According to the Optus Future of Business Report 2012, over the next five years some 48 per cent of medium to large organisations plan to develop proprietary or customised mobile applications for customers, and a similar percentage plan to offer mobile applications to their employees.
Sales and marketing managers see new ways to interact with customers, improve customer service and boost customer retention. Other executives see increased productivity and efficiency by giving staff on the road direct access to company IT systems.
Development of some mobile apps - such as one to enable a field technician to submit job reports - might seem straightforward. However, no app development should be undertaken in the absence of an overarching mobile applications strategy and until a thorough assessment has been made of the business case and the ramifications.
It's important to identify early on all areas of the business that will be impacted by an application, to get buy-in from appropriate staff and to ensure that everyone remains fully informed and involved throughout the process. Every stakeholder must have clearly defined roles and responsibilities.
There are many different mobile devices on the market running different operating systems. Refresh cycles for both are typically much shorter than those for desktop and laptop hardware and operating systems, so it's important to decide what platforms will be supported and to ensure that the app remains functional.

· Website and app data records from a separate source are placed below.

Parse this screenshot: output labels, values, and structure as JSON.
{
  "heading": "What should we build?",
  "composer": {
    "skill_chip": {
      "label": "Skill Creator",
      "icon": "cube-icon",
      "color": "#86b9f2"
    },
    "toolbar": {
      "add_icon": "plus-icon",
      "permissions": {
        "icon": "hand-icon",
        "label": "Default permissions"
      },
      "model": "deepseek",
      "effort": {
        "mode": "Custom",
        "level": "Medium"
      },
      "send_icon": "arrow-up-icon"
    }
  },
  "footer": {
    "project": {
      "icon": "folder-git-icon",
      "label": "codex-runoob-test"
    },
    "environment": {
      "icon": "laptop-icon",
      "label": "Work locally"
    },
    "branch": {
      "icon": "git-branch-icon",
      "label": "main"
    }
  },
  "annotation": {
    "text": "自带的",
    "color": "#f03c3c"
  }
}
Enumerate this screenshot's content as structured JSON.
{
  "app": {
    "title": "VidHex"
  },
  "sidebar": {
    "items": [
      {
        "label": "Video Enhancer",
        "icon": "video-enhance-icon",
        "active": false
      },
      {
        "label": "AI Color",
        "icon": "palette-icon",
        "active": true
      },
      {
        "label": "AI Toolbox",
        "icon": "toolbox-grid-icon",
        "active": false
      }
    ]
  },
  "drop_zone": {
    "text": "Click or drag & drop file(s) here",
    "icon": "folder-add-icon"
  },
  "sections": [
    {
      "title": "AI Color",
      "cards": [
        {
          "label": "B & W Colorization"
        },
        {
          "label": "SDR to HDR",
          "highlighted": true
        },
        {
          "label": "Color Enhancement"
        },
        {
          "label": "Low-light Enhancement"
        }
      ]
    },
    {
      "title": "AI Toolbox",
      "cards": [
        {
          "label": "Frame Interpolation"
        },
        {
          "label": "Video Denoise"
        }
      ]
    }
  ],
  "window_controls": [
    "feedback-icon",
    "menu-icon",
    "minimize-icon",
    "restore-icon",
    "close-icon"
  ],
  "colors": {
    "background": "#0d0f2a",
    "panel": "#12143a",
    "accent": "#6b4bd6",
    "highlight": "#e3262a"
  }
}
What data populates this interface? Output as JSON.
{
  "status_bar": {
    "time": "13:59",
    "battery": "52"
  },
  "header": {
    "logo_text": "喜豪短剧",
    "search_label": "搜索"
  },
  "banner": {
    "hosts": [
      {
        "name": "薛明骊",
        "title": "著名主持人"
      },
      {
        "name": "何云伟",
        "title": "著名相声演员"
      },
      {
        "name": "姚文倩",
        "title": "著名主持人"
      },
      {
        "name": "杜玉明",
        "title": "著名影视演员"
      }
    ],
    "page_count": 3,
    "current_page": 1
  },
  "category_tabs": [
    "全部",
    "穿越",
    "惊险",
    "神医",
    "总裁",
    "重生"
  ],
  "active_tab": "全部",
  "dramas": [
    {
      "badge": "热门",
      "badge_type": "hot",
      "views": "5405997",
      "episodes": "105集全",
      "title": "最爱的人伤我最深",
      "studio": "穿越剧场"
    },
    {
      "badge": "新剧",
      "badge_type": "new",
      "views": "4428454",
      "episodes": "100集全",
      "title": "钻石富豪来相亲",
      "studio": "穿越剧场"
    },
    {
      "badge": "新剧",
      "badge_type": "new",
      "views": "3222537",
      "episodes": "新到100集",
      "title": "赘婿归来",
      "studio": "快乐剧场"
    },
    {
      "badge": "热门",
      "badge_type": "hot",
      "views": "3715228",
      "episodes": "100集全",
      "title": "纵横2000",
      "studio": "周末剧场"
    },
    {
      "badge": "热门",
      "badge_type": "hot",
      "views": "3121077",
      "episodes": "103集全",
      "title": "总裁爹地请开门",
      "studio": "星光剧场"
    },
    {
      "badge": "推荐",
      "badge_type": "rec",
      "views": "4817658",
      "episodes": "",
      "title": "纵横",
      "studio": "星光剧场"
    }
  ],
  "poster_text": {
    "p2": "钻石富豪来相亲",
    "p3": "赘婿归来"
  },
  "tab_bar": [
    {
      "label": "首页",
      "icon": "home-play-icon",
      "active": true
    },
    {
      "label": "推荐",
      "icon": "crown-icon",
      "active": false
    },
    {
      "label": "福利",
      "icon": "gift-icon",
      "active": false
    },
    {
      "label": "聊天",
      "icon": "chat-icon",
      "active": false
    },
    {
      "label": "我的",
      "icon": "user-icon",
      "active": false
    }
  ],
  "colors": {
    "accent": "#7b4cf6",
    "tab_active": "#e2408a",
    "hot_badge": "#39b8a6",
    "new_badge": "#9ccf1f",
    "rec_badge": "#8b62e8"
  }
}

The app must be designed from the outset in anticipation that the business requirements will change. It's also important that it has built-in mechanisms for monitoring usage. Which features are used most? How often? How long are users spending in the app? Apps that are not able to evolve will become redundant all too soon.
For internal apps, security and management are essential. There are plenty of products on the market to secure corporate data and manage applications on handheld devices, but the scale of the task managing a large deployment and supporting users should not be underestimated. Who has what applications? What procedures are in place to remove applications when an employee leaves? Are resources needed 24/7 to lock and wipe a lost or stolen mobile?
Faced with all these issues, IT managers need to make some major decisions: how much mobile app development to undertake 'in-house' versus outsourcing to specialists, and how to put in place overall management of the mobile app development effort.
In-house development has the advantage that the development team is very close to the business area driving the app and important intellectual property is more easily retained and protected. However, mobile application development is a new and rapidly evolving field and it's unlikely that in-house developers will be able to match the expertise of outside specialists. For that reason, many businesses are likely to choose a mix of in-house and external developers.
Mobile applications are only one of many priorities demanding an IT manager's time and attention. Our latest opinion paper outlines five key steps that IT decision makers can consider to implement a successful mobile applications strategy.
By Philip Parker, Optus Business Director of Product Marketing (Mobility). More from Philip on Twitter: @pguestp
All views expressed are the author's own.